Debian which actively cares exactly for these issues. Please
contact this team (via Mailinglist) to get more detailed
There are a lot more examples why such a substructure is helpful. IMHO
it is one way to advertise Debian. I would go that far that Debian can
grow dendritic into different fields and spreads over different fields
into the masses (and thus is "the last final step for total world
domination" - to quote Enrico). We could even declare Debian as an
application store for applications in the fields covered by Blends.
You know that I'm driving Debian Med since 9 years. Honestly, I think
medicine is a quite unimportant field compared what's there in Free
Software for Multimedia, Games, GIS and others. Medicine has even an
additional problem: The users tend to be quite conservative regarding
their software and usually have some money left to not care much about
license fees. So my point here is: If it is possible to build a Blend
inside this niche field - how much more success could other topics have
if people would be more engaged in running a Blend?
Blends could be a way to make sure that the following dialogue could
be quite frequent:
User 1: What Linux distribution should I use if I'm engaged
in workfield X.
User 2: Use Debian.
I think for X=Medicine and X=Education we are almost there. So why are
we not in other fields where this could happen?
You might even ask: Debian has so many packages - do we really need so
many quite specific packages with low popcon. The usual answer is: If
the packages are properly maintained and bug free - why not. For proper
maintenance we are "hiring" developers out of this specific field. We
have (at least! - I should make a poll about this) five Debian
developers which are *only* in the project *because* Debian Med exists
(some more are in NM queue). These people would not have joined Debian
otherwise but they became engaged because we are caring for their topic
and they see the advantage. This includes proper training of packaging
and having a warm welcome for engaged people.
Yes, this all is work. It is different work than all this technical
packaging fun. You need people who like to do this work. If you do not
like to do it in your own Blend try to catch some other people who
understood the idea and bring in their time to manage a Blend.
Uhm, that's a long mail - just to say: I'm fine with pushing Blends

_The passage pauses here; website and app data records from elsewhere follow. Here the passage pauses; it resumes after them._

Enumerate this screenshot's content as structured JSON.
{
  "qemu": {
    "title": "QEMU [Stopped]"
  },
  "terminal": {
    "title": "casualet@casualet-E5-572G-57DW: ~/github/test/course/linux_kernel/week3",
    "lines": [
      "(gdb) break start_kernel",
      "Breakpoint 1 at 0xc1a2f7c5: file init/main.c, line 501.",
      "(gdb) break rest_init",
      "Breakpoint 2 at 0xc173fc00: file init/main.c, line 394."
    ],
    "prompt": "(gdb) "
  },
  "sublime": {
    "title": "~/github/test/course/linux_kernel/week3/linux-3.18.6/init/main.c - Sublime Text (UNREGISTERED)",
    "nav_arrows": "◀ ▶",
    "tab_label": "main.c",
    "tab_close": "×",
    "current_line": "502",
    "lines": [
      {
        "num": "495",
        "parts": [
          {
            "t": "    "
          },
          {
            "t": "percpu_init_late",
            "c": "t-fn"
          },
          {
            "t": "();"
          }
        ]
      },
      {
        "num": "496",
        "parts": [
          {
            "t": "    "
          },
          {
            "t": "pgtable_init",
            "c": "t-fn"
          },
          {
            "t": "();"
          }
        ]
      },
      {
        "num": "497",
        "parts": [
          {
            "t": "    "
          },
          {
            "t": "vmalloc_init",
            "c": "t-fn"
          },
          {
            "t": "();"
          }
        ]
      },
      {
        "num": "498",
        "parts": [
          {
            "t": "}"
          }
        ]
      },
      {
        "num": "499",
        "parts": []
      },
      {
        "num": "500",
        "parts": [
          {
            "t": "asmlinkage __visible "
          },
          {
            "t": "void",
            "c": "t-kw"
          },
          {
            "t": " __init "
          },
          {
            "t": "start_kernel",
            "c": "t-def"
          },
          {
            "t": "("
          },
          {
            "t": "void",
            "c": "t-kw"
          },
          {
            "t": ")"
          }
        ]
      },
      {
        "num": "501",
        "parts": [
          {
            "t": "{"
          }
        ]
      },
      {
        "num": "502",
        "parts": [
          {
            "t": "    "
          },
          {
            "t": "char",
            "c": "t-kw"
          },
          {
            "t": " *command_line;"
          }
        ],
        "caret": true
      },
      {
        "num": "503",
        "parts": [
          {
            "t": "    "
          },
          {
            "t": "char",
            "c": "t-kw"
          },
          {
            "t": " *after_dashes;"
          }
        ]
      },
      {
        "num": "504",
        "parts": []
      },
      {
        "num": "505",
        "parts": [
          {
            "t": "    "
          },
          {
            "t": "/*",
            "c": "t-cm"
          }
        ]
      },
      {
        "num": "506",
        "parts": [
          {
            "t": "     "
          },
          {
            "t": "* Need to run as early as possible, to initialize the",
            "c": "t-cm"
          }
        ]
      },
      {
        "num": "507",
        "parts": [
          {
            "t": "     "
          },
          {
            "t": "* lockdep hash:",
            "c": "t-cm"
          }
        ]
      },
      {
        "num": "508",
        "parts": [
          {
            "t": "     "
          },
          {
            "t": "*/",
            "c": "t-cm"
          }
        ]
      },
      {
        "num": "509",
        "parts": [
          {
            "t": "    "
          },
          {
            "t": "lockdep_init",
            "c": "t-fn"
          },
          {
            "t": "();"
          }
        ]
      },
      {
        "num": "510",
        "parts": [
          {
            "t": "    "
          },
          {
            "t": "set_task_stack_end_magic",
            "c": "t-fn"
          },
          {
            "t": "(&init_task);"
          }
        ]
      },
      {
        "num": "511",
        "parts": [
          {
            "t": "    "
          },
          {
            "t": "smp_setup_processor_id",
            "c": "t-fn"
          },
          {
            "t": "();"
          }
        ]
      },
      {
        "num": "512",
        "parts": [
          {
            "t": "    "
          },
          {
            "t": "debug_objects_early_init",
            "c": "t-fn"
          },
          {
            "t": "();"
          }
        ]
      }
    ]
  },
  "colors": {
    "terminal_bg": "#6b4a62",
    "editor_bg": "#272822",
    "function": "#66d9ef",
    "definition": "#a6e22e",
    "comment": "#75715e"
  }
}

to the main page if we can be sure that we will not list stubs there
but really living projects who are obliged to the Blends idea - not
only the pure technical part.